Reading Asian Art and Artifacts

Windows to Asia on American College Campuses

By (author) Paul Nietupski, Joan O'Mara Contributions by Roger T. Ames, Teodora O. Amoloza, Patricia J. Graham, Sandy Kita, Helena Kolenda, Karil J. Kucera, Ellen Johnston Laing, Stanley L. Mickel, Mary-Ann Milford-Lutzker, Samuel K. Parker

Publication date:

04 April 2011

Length of book:

240 pages

Publisher

Lehigh University Press

ISBN-13: 9781611460704

This book begins with the understanding that, in addition to its aesthetic qualities, Asian art and material artifacts are expressive of cultural realities and constitute a "visible language" with messages that can be read, interpreted, and analyzed.

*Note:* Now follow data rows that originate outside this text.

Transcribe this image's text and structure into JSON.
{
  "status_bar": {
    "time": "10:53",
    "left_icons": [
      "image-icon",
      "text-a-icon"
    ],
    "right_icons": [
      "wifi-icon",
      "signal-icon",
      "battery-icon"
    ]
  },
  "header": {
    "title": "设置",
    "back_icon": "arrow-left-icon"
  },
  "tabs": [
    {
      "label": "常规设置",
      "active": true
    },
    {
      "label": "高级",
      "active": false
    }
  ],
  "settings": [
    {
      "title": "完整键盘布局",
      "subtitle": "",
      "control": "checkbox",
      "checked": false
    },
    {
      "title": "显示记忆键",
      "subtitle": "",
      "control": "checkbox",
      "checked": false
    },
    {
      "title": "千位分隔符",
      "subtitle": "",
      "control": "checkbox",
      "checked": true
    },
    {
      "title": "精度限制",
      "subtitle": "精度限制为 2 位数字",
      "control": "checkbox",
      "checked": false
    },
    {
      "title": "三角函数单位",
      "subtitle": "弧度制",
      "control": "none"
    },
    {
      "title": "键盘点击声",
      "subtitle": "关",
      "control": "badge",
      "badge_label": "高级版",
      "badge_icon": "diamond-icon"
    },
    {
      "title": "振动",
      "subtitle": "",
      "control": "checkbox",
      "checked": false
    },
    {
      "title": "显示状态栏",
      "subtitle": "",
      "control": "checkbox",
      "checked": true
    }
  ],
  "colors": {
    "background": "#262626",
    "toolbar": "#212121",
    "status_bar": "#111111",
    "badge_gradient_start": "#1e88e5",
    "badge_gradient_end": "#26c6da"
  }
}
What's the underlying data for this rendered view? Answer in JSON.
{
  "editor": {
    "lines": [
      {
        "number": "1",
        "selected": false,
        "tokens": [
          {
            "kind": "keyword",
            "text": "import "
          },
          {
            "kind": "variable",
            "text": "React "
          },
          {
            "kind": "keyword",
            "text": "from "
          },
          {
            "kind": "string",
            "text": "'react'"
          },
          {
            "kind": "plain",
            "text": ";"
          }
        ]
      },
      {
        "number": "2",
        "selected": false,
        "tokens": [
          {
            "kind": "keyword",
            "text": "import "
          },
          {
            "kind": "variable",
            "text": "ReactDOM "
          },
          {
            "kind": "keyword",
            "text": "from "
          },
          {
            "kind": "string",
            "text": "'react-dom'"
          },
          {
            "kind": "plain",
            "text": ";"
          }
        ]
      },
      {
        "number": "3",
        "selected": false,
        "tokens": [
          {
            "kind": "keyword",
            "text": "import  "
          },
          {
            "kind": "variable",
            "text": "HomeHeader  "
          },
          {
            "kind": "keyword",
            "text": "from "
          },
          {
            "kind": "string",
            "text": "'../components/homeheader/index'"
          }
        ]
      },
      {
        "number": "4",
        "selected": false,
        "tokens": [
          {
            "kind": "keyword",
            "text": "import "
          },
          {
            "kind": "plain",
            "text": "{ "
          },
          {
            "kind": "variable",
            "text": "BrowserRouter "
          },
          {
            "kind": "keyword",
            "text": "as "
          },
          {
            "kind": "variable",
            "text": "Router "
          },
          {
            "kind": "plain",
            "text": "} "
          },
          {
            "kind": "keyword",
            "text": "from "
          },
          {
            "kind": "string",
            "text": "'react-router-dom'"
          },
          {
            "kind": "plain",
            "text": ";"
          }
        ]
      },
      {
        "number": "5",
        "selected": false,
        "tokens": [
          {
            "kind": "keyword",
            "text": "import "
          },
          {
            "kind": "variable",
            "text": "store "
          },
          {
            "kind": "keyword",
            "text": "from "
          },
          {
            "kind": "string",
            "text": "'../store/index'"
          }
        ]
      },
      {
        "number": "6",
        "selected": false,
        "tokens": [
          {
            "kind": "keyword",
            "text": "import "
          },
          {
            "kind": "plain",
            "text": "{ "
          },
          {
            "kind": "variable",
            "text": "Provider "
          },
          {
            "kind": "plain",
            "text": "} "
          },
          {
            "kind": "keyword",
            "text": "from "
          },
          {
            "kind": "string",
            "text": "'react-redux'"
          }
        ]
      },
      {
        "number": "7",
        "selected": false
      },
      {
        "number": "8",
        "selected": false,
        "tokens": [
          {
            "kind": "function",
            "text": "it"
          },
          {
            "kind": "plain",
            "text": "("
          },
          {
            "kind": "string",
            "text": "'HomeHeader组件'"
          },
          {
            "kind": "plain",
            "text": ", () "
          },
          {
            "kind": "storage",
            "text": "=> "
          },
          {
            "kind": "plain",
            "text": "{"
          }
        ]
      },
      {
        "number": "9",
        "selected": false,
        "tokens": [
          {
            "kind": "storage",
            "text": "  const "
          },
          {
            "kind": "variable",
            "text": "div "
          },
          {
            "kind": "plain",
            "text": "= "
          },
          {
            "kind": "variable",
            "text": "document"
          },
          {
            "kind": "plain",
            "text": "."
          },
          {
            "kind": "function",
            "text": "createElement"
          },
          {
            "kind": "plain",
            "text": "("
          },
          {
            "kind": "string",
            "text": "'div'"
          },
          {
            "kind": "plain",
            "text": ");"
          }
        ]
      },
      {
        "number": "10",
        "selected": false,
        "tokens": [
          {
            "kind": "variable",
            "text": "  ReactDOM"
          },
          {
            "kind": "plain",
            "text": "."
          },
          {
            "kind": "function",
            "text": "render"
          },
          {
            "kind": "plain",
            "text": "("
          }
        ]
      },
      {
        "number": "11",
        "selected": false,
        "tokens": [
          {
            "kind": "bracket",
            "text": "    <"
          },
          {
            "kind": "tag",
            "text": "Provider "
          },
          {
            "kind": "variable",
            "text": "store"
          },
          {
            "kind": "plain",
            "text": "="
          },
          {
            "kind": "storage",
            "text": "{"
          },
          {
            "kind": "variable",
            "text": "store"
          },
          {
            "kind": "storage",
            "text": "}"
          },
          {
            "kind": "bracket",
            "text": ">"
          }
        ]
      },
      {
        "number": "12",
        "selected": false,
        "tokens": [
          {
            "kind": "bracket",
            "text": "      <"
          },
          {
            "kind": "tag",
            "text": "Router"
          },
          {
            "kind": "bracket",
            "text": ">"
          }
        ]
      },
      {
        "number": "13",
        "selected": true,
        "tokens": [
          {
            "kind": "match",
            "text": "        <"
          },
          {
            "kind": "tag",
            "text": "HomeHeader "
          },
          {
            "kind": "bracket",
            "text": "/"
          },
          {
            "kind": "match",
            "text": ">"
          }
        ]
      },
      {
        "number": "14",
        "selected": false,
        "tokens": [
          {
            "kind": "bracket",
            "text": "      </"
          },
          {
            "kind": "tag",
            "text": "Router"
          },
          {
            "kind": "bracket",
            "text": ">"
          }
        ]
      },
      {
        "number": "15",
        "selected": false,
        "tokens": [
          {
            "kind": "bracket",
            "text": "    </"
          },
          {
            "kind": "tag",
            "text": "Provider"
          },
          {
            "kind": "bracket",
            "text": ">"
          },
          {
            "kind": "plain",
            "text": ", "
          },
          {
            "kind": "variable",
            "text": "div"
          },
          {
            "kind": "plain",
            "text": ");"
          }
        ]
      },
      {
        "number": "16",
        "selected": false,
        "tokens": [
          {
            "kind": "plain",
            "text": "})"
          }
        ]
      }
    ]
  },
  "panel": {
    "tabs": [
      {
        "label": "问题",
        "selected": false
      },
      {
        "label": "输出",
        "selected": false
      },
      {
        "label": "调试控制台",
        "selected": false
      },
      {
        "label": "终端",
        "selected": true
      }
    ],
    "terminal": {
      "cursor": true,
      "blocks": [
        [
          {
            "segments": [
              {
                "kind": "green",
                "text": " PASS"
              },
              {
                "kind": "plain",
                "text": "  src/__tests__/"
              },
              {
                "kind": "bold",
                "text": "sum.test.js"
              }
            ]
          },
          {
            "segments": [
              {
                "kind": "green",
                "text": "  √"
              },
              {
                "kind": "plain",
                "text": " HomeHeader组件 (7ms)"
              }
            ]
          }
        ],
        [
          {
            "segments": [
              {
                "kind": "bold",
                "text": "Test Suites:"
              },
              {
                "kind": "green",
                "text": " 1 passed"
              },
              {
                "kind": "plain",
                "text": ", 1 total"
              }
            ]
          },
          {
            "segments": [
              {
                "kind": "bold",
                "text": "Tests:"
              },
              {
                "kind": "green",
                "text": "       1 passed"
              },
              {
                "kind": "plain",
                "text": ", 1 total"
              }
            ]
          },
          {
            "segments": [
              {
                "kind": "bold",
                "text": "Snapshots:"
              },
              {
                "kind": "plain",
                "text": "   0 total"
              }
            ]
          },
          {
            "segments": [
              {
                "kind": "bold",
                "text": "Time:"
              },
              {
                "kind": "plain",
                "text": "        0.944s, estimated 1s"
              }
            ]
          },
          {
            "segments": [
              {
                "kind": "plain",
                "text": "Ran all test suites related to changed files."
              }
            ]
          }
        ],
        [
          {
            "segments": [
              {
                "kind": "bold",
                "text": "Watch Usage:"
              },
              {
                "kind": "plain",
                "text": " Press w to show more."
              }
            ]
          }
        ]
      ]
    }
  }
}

Asian art and artifacts are understood in their contexts, as "windows" into cultures, and as such can be used as a powerful pedagogical tool in many academic disciplines.

The book includes essays by scholars of Asian art, philosophy, anthropology, and religion that focus on objects held in ASIANetwork schools. The ASIANetwork collections are reflective of Asian societies, historical and religious environments, political positions, and economic conditions. The art objects and artifacts were discovered sometimes in storage and were sometimes poorly understood and variously described as fine art, curiosities, souvenirs, and markers of events in a school's history. The chapter authors tell the stories of the collections, and the collections themselves tell stories of the collectors.

This volume is intended for use in many disciplines, and its interpretive structures are adaptable to other examples of art and artifacts in other colleges, universities, and museums. An online database of some 2000 art objects held in the ASIANetwork schools' collections supplements this book.
Reading Asian Art and Artifacts provides an illuminating discussion on the role of arts and material culture in our understanding of Asia in historical times. The examples of arts and artifacts selected exclusively from the collection from various liberal arts colleges in the United States serve as a window to our students to gain an intimate view of the culture, economy, and politics of diverse regional and cultural traditions across Asia. Meanwhile, the collection of those arts and artifacts in the west serves as mirrors to reflect our knowledge and understanding of Asia through time. Written by accomplished scholars and devoted teachers, the text presents an intriguing 'reading' and understanding of the arts, artifacts, and Asian culture from a multi-discipline perspective.